EXERCISE OBJECTIVE:
How many lines below contain the word "this"? Give only the number.

▼

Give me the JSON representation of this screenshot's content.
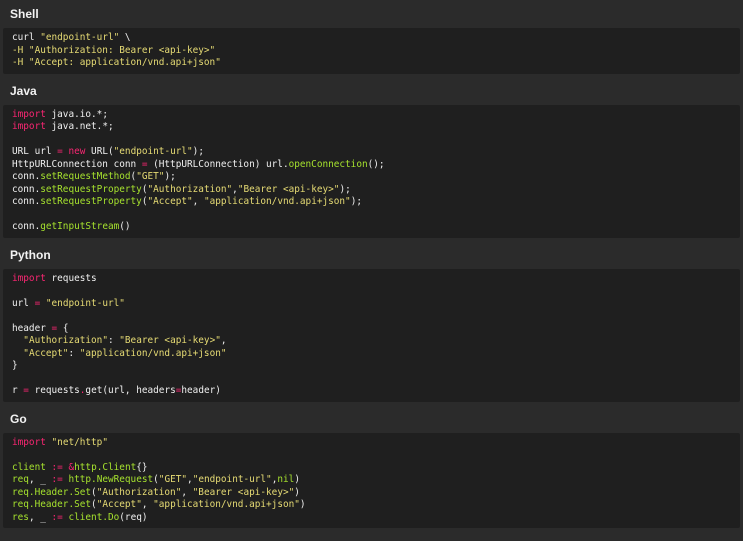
{
  "sections": [
    {
      "title": "Shell",
      "lines": [
        [
          {
            "type": "plain",
            "text": "curl "
          },
          {
            "type": "string",
            "text": "\"endpoint-url\""
          },
          {
            "type": "plain",
            "text": " \\"
          }
        ],
        [
          {
            "type": "string",
            "text": "-H \"Authorization: Bearer <api-key>\""
          }
        ],
        [
          {
            "type": "string",
            "text": "-H \"Accept: application/vnd.api+json\""
          }
        ]
      ]
    },
    {
      "title": "Java",
      "lines": [
        [
          {
            "type": "keyword",
            "text": "import"
          },
          {
            "type": "plain",
            "text": " java.io.*;"
          }
        ],
        [
          {
            "type": "keyword",
            "text": "import"
          },
          {
            "type": "plain",
            "text": " java.net.*;"
          }
        ],
        [],
        [
          {
            "type": "plain",
            "text": "URL url "
          },
          {
            "type": "op",
            "text": "="
          },
          {
            "type": "plain",
            "text": " "
          },
          {
            "type": "keyword",
            "text": "new"
          },
          {
            "type": "plain",
            "text": " URL("
          },
          {
            "type": "string",
            "text": "\"endpoint-url\""
          },
          {
            "type": "plain",
            "text": ");"
          }
        ],
        [
          {
            "type": "plain",
            "text": "HttpURLConnection conn "
          },
          {
            "type": "op",
            "text": "="
          },
          {
            "type": "plain",
            "text": " (HttpURLConnection) url."
          },
          {
            "type": "method",
            "text": "openConnection"
          },
          {
            "type": "plain",
            "text": "();"
          }
        ],
        [
          {
            "type": "plain",
            "text": "conn."
          },
          {
            "type": "method",
            "text": "setRequestMethod"
          },
          {
            "type": "plain",
            "text": "("
          },
          {
            "type": "string",
            "text": "\"GET\""
          },
          {
            "type": "plain",
            "text": ");"
          }
        ],
        [
          {
            "type": "plain",
            "text": "conn."
          },
          {
            "type": "method",
            "text": "setRequestProperty"
          },
          {
            "type": "plain",
            "text": "("
          },
          {
            "type": "string",
            "text": "\"Authorization\""
          },
          {
            "type": "plain",
            "text": ","
          },
          {
            "type": "string",
            "text": "\"Bearer <api-key>\""
          },
          {
            "type": "plain",
            "text": ");"
          }
        ],
        [
          {
            "type": "plain",
            "text": "conn."
          },
          {
            "type": "method",
            "text": "setRequestProperty"
          },
          {
            "type": "plain",
            "text": "("
          },
          {
            "type": "string",
            "text": "\"Accept\""
          },
          {
            "type": "plain",
            "text": ", "
          },
          {
            "type": "string",
            "text": "\"application/vnd.api+json\""
          },
          {
            "type": "plain",
            "text": ");"
          }
        ],
        [],
        [
          {
            "type": "plain",
            "text": "conn."
          },
          {
            "type": "method",
            "text": "getInputStream"
          },
          {
            "type": "plain",
            "text": "()"
          }
        ]
      ]
    },
    {
      "title": "Python",
      "lines": [
        [
          {
            "type": "keyword",
            "text": "import"
          },
          {
            "type": "plain",
            "text": " requests"
          }
        ],
        [],
        [
          {
            "type": "plain",
            "text": "url "
          },
          {
            "type": "op",
            "text": "="
          },
          {
            "type": "plain",
            "text": " "
          },
          {
            "type": "string",
            "text": "\"endpoint-url\""
          }
        ],
        [],
        [
          {
            "type": "plain",
            "text": "header "
          },
          {
            "type": "op",
            "text": "="
          },
          {
            "type": "plain",
            "text": " {"
          }
        ],
        [
          {
            "type": "plain",
            "text": "  "
          },
          {
            "type": "string",
            "text": "\"Authorization\""
          },
          {
            "type": "plain",
            "text": ": "
          },
          {
            "type": "string",
            "text": "\"Bearer <api-key>\""
          },
          {
            "type": "plain",
            "text": ","
          }
        ],
        [
          {
            "type": "plain",
            "text": "  "
          },
          {
            "type": "string",
            "text": "\"Accept\""
          },
          {
            "type": "plain",
            "text": ": "
          },
          {
            "type": "string",
            "text": "\"application/vnd.api+json\""
          }
        ],
        [
          {
            "type": "plain",
            "text": "}"
          }
        ],
        [],
        [
          {
            "type": "plain",
            "text": "r "
          },
          {
            "type": "op",
            "text": "="
          },
          {
            "type": "plain",
            "text": " requests"
          },
          {
            "type": "op",
            "text": "."
          },
          {
            "type": "plain",
            "text": "get(url, headers"
          },
          {
            "type": "op",
            "text": "="
          },
          {
            "type": "plain",
            "text": "header)"
          }
        ]
      ]
    },
    {
      "title": "Go",
      "lines": [
        [
          {
            "type": "keyword",
            "text": "import"
          },
          {
            "type": "plain",
            "text": " "
          },
          {
            "type": "string",
            "text": "\"net/http\""
          }
        ],
        [],
        [
          {
            "type": "method",
            "text": "client"
          },
          {
            "type": "plain",
            "text": " "
          },
          {
            "type": "op",
            "text": ":="
          },
          {
            "type": "plain",
            "text": " "
          },
          {
            "type": "op",
            "text": "&"
          },
          {
            "type": "method",
            "text": "http.Client"
          },
          {
            "type": "plain",
            "text": "{}"
          }
        ],
        [
          {
            "type": "method",
            "text": "req"
          },
          {
            "type": "plain",
            "text": ", _ "
          },
          {
            "type": "op",
            "text": ":="
          },
          {
            "type": "plain",
            "text": " "
          },
          {
            "type": "method",
            "text": "http.NewRequest"
          },
          {
            "type": "plain",
            "text": "("
          },
          {
            "type": "string",
            "text": "\"GET\""
          },
          {
            "type": "plain",
            "text": ","
          },
          {
            "type": "string",
            "text": "\"endpoint-url\""
          },
          {
            "type": "plain",
            "text": ","
          },
          {
            "type": "method",
            "text": "nil"
          },
          {
            "type": "plain",
            "text": ")"
          }
        ],
        [
          {
            "type": "method",
            "text": "req.Header.Set"
          },
          {
            "type": "plain",
            "text": "("
          },
          {
            "type": "string",
            "text": "\"Authorization\""
          },
          {
            "type": "plain",
            "text": ", "
          },
          {
            "type": "string",
            "text": "\"Bearer <api-key>\""
          },
          {
            "type": "plain",
            "text": ")"
          }
        ],
        [
          {
            "type": "method",
            "text": "req.Header.Set"
          },
          {
            "type": "plain",
            "text": "("
          },
          {
            "type": "string",
            "text": "\"Accept\""
          },
          {
            "type": "plain",
            "text": ", "
          },
          {
            "type": "string",
            "text": "\"application/vnd.api+json\""
          },
          {
            "type": "plain",
            "text": ")"
          }
        ],
        [
          {
            "type": "method",
            "text": "res"
          },
          {
            "type": "plain",
            "text": ", _ "
          },
          {
            "type": "op",
            "text": ":="
          },
          {
            "type": "plain",
            "text": " "
          },
          {
            "type": "method",
            "text": "client.Do"
          },
          {
            "type": "plain",
            "text": "(req)"
          }
        ]
      ]
    }
  ],
  "colors": {
    "background": "#2b2b2b",
    "code_background": "#1f1f1f",
    "string": "#e6db74",
    "keyword": "#f92672",
    "method": "#a6e22e",
    "plain": "#f0f0f0"
  }
}
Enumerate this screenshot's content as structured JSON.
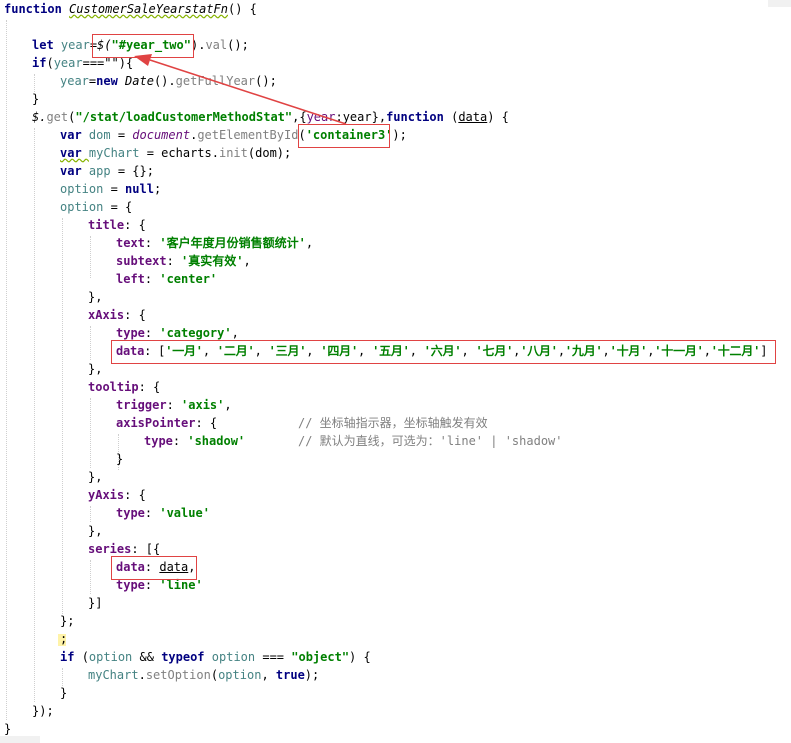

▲

FINISHED TASK:
2